Teaching nouns and verbs can be fun for our little ones if we keep the music, movement, and creativity in the mix.  This packet contains the multimedia file, activity pack, and mp3 song with many activities for practicing nouns and verbs.  Here is a brief clip of the Farm Action Verb Dance.  And it will be on sale through Tuesday, July 31st.  Stay tuned:  The Zoo Action Verb Dance is coming soon along with Superheroes to the Writing Rescue multimedia mini-lessons for spelling, capital letters, punctuation, ideas, personal narrative, and opinion writing.  And if tonight was any indication of how long it will take me to load them, there might just be a sale for each item I add.

Monday, July 1, 2013

Common Core Writing is a SNAP

I'm back!  And to make up for being "missing" from the blogging action I have a FREEBIE just for you!  I'm always thinking of ways to teach the Common Core Standards in an early childhood, developmentally appropriate way.  As I was working with some students on Opinion Writing this past year, I noticed they were having trouble connecting the steps in the writing process. With the Common Core, our students have guidelines included for narrative, opinion, informational, and research writing. 1st grade students (and up) need to use linking words or temporal words to connect their thoughts.  This can be hard for our young students to do abstractly.  So here is where "Writing is a SNAP" was born.

You can use any type of snapping block or cube to make this connection. Mega Bloks and Legos work great for this hands on analogy.  There are several different types out there, and most teachers already have them in their classrooms. You could also use regular snap cubes manipulatives from your math center. I use the analogy of building a building to connect to children's writing.  Some buildings are one story and some are several stories.   Here is the idea behind opinion writing. There are steps to writing an opinion piece.  Each step (block) is connected to the next step (block).  The linking words (top part of the Lego's or Mega Bloks) help connect one thought to the next thought (stories of the building). Without these connections, our building would fall over.  These connections make our building stronger.  Here are the building blocks for Common Core ELA Opinion Writing.

DIFFERENT COMPONENTS OF OPINION WRITING







DIFFERENTIATE FOR YOUR GRADE AND YOUR STUDENTS
It is easy to model, manipulate and differentiate for your students.  They can increase their stamina for writing by adding more thoughts, details, and reasons to their story.  The following is a FREEBIE that I added to my Teachers Pay Teachers store.  Here is a sample of the packet. Click HERE to download the FREE file.

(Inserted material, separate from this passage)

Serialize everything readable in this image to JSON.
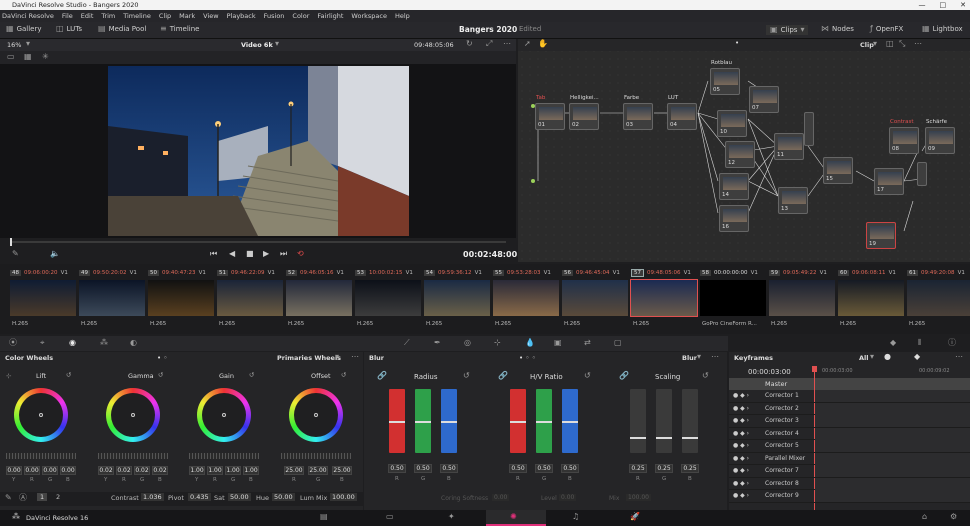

If you like this FREEBIE, check out the complete packet of COMMON CORE WRITING IS A SNAP.  The packet contains building blocks for PERSONAL NARRATIVE, OPINION (contained in FREEBIE), INFORMATIONAL OR HOW TO, and RESEARCH WRITING.  There are more multiple forms for each type of writing including LARGE BLOCKS for ANCHOR CHARTS. 

Thanks for stopping by!